Aggressively going after ranchers won’t curb the demand for vehicles, said Pruss, who was homeless as a teenager. “It strips away people’s property and their stability.”
Running out of RVs
By early July, Winn’s supply of RVs was down to three; several had been towed, and he had stopped paying to get them out of the impound lot.
Among his last vehicles was one he had rented to his friend Steve Sande, a crane operator who was gunned down in May inside the RV parked in North Seattle’s Licton Springs neighborhood.
Four men were charged in the killing. Sande was selling drugs out of the motor home, police said, though Winn does not believe it.
Winn said he’s now letting people occupy his RVs for free, including the white Tioga in which Sande was shot.
Under the mayor’s proposal, Winn could still be penalized for allowing people to occupy the RV, even if no one is paying, the mayor’s office said.
People who allow others to live in their vehicles should “feel the same moral imperative to make sure that it is safe, that any landlord feels,” said Tess Colby, the mayor’s senior homelessness adviser.
The city appears committed to its strategy, budgeting $375,000 to dispose of RVs this year, a nearly 58% increase from 2018, and more than $450,000 in 2020.
Toward the end of July, the RV where Sande died was impounded while parked in Ballard. Winn was down to two vehicles.
Among his last tenants was Rodriguez, the former ferry deckhand. Rodriguez had moved out of a shelter and back into Winn’s RV with his girlfriend and four other people, in exchange for working on the vehicle.
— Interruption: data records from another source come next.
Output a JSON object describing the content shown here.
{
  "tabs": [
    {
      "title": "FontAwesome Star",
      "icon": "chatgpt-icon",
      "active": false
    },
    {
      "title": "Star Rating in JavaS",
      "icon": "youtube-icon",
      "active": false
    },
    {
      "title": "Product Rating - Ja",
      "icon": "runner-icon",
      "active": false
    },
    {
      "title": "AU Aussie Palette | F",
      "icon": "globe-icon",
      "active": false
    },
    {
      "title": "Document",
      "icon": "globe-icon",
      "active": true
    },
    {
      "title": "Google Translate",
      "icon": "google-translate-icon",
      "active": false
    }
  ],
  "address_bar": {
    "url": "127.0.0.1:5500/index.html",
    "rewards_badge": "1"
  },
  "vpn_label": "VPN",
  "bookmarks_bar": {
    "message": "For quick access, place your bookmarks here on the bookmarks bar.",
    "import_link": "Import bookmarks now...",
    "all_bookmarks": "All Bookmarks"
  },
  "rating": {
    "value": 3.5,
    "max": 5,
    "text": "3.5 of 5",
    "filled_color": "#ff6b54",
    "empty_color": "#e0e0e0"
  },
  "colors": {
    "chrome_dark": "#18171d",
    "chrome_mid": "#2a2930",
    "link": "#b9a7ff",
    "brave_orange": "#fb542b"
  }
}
Winn, too, is circling back to where he started. He’s moving into his remaining RV because he was kicked out of his Shoreline apartment for parking too many vehicles on the property and, apparently, allowing homeless people to use his shower.
His new gambit is to buy land, somewhere out in the hills, and sell parcels to homeless people in RVs.
“If you can move in an RV and buy a piece of property,” Winn said, “that’s a steppingstone to success.”